Gearing Up for the 30/30 Rule

Paul R. Gary
March 2, 2009
COLUMN : Legal | Management

In an effort to boost the sagging economy and further political agenda items, President Obama and Congress recently enacted the American Recovery and Reinvestment Act of 2009. One notable element of that legislation is the energy efficient home improvement tax credit.

Under the Internal Revenue Service code, purchase of exterior windows and/or exterior doors that improve energy efficiency of a home can, under certain circumstances, entitle the owner to a tax credit. Previously, the credit was limited $200 for windows, but the stimulus act ups the “ante” to $1500. It also puts clear definitions on what window and door products qualify for the tax credit—specifically, the units must be have a U-value of 0.30 or less and a SHGC of 0.30 or less–the 30/30 rule.

Say what you will about the justification for the standard itself–increased energy efficiency, push the market to a high performance line, etc.–distributors and manufacturers must be careful when faced with consumer questions about the availability of tax credits. Window and door companies are not in the business of giving tax advice, nor should they be. So what happens when a homeowner asks, “Will I get a tax credit?”

From a legal perspective, companies should be sure whatever sales representations they make—rating, performance, warranty—can be supported by testing and hard data. This advice holds truer when dealing with performance measures established by the federal government. Whether a product can meet the 30/30 rule, under what circumstances, and in what configurations, demands a solid analysis from manufacturers and distributors. And, because performance is unit based, the units must meet the 30/30 rule as sold. Merely because one modelwith Low-E, argon and no gridsmeets the standards does not certify the entire product line as qualifying.

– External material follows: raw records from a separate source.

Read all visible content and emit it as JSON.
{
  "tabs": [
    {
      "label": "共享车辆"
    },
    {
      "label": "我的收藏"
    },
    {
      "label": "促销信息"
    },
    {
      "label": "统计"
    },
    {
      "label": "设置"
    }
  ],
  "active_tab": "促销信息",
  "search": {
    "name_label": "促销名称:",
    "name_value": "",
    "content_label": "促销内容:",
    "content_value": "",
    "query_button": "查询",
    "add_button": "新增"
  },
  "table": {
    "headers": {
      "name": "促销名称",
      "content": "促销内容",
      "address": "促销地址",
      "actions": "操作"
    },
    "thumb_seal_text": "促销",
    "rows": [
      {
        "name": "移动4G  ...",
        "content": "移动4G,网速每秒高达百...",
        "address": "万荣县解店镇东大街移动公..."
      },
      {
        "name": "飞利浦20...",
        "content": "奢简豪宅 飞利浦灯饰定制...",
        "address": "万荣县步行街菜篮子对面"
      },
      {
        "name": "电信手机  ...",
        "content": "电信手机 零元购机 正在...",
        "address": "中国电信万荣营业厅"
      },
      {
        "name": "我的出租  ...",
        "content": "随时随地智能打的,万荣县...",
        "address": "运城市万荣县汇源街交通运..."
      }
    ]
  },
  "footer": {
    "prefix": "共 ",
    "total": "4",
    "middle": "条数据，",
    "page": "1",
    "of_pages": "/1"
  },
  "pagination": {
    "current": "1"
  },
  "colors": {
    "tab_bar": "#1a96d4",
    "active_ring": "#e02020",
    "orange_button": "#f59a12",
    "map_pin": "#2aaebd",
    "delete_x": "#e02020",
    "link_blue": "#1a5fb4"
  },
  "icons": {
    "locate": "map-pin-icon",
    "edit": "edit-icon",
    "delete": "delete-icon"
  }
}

Detailing of size, grid, glass, coatings, frame materials and many other qualifications must be considered and tested to avoid misrepresenting performance characteristics of a particular product. Moreover, you need to be cautious with respect to the argument that the stimulus act creates a five year 30/30 warranty. None of this is to suggest that manufacturers or distributors would intentionally misrepresent the performance characteristics of their products in the interests of getting sales. Because of the variables, it is clear, however, that mistakes could happen without good organization and training. The prescriptive performance requirements in the stimulus, coupled with the need for stimulus in our markets, create a recipe for misconstruing mistakes as misrepresentations driven by the pocketbook-impact.

Make sure you do not “oversell” and push product capability without documentation. In these times, it is folly to invite lawsuits, especially with the IRS ramifications. 

So what can your company do? Each company will need to respond to this opportunity differently, but there are some general points that hold true across the industry:

  • First, confirm records and testing. Ensuring records contain recent testing data and performance measures allow manufacturers and distributors to rest on a foundation of proven data.
  • Second, get a plan in place to avoid opportunities for misrepresentation. Clearly establishing for distributors what products meet the 30/30 rule allows manufacturers to avoid oversell and helps distributors to avoid misrepresenting characteristics to homeowners. We suggest the development of written communication guidelines and handouts. Limit the ability of a disgruntled buyer to someday “mis-remember” what was said.
  • Third, avoid committing to the question of “Will I get a tax credit?” Manufacturers and distributors of window products can control and represent what result has been obtained when their products were tested. They cannot give advice as to how the law will apply to third parties. Your representation that a product “has been tested and achieve results that meet the 30/30 standard” for a tax credit is wholly different than committing to the credit itself.

Will the stimulus address the economy’s ills? Our industry is being called upon, being given the opportunity to help. We should and will respond. Just never forget that you must be able to support performance representations, and be prepared to address the impact of those representations now and in the future.

Paul R. Gary is the prinicipal of The Gary Law Group, a law firm based in Portland, Ore., emphasizing legal issues facing manufacturers of windows and doors. He welcomes feedback about articles published in Window & Door and can be reached at 503/227-8424 or